Dr Carsten Schulte is a professor of computing education research at Paderborn University, Germany. His work and research interests are the philosophy of computing education and empirical research into teaching-learning processes (including eye movement research). Since 2017, he has been working together with Didactics of Mathematics (Paderborn University) in the ProDaBi project, in which Data Science and Artificial Intelligence are prepared as teaching topics. He is also PI in the collaborative research centre ‘Constructing Explainability’ on explainable AI.

Yannik Fleischer is a PhD student in mathematics education research at Paderborn University, Germany. His main research interest is to develop a concept to teach machine learning methods in school with a focus on decision trees, and to evaluate this by developing and examining teaching materials in practice. Since 2019, he has been supervising year-long project courses on data science in upper secondary and developing, implementing, and evaluating teaching modules for different levels in secondary school, mainly about machine learning with decision trees.

Lukas Höper is a PhD student in computing education research at Paderborn University, Germany. His main research interest is to develop the concept of data awareness for computing education and evaluate this by developing and examining teaching materials in practice. Since 2020, he has been working on data awareness in the ProDaBi project, among other topics on AI and Data Science in schools.

AI ethics and engagement with children and young people (7 September 2021)

Speaker: Mhairi Aitken (The Alan Turing Institute)

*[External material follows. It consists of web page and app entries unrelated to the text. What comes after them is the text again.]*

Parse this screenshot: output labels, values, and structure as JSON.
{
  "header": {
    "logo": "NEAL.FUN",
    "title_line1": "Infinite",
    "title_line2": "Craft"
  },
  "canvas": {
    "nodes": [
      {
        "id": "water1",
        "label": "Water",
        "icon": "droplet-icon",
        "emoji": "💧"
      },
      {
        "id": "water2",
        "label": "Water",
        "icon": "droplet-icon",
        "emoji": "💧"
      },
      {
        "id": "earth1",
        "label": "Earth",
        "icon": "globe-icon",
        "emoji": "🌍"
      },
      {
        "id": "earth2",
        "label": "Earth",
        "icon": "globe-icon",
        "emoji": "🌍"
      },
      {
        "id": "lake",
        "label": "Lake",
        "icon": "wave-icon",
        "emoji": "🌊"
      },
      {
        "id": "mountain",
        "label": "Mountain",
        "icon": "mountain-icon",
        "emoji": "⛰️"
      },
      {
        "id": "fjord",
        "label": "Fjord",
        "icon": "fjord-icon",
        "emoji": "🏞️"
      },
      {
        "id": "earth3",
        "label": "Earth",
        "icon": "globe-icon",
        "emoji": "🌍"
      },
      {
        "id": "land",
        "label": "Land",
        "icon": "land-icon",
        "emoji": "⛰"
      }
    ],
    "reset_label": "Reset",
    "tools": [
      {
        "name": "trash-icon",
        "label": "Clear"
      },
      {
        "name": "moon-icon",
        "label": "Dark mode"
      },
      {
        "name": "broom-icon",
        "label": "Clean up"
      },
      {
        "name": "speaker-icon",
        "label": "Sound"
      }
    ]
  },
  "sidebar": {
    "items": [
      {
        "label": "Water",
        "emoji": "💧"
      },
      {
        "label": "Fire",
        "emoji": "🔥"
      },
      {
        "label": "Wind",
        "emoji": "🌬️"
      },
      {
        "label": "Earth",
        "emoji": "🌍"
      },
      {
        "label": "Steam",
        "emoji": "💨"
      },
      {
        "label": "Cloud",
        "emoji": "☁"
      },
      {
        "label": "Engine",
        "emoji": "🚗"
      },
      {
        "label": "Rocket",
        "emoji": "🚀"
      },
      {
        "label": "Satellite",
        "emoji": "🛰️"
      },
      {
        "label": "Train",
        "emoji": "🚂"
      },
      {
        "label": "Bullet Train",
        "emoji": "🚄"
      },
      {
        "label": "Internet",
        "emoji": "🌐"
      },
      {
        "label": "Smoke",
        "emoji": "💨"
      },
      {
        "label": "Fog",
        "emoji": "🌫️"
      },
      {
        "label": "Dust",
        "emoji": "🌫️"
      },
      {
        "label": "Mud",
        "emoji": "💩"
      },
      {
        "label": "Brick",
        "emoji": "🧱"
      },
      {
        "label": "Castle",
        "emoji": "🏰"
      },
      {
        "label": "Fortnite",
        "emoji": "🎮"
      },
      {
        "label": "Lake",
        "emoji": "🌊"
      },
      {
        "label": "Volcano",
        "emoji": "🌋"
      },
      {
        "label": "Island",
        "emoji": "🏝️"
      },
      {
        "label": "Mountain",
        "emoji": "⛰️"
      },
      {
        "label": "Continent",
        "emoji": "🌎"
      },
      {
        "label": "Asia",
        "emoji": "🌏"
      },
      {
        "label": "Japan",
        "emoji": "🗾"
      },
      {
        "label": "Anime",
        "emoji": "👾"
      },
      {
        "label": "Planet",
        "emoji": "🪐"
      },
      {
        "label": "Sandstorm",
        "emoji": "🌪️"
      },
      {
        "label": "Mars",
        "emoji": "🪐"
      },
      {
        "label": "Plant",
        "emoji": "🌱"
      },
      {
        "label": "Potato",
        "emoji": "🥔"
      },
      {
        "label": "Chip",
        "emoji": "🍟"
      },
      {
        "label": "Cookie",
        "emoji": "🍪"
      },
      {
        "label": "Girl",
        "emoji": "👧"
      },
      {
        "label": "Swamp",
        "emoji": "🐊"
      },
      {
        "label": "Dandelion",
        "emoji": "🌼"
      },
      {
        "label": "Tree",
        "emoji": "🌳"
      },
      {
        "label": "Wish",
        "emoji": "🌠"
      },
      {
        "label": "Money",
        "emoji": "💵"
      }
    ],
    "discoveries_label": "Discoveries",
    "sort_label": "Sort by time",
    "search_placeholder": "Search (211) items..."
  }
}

While recent years have brought significant and growing interest in ethical considerations relating to AI and machine learning, CS education or STEM outreach programmes typically focus on technical dimensions. This seminar set out the importance of embedding ethics at the heart of education and youth engagement relating to AI. Embedding ethics throughout all CS education is vital to ensure that future technologies and AI-powered services are designed to maximise the value and societal benefits of AI while avoiding potential negative impacts. This seminar provided a brief overview and background to current debates around AI ethics, setting out key ethical principles and how they apply to AI, before discussing the ways in which these relate to children and young people. The talk drew on current research being undertaken in the Public Policy Programme at The Alan Turing Institute to illustrate opportunities and approaches to engage children and young people with this important topic. Moreover, it discussed the importance of engaging with children and young people to inform ethical practice.

Dr Mhairi Aitken is an Ethics Fellow in the Public Policy Programme at The Alan Turing Institute. She is a Sociologist whose research examines social and ethical dimensions of digital innovation particularly relating to uses of data and AI. Mhairi has a particular interest in the role of public engagement in informing ethical data practices. Her past research has focussed in particular on the role of machine learning in finance; governance of data-intensive health research; ethical considerations around secondary uses of health data and; planning and development processes relating to renewable energy projects. Prior to joining the Turing Institute, Mhairi was a Senior Research Associate at Newcastle University. Between 2009 and 2018 Mhairi was a Research Fellow at the University of Edinburgh where she undertook a programme of research and public engagement to explore social and ethical dimensions of data-intensive health research. She held roles as a Public Engagement Research Fellow in both the Farr Institute of Health Informatics Research and the Scottish Health Informatics Programme (SHIP).

Seminar resources

We have collected resources and links from the seminar series, including contributions from speakers, participants, and the Raspberry Pi Foundation.

View the resources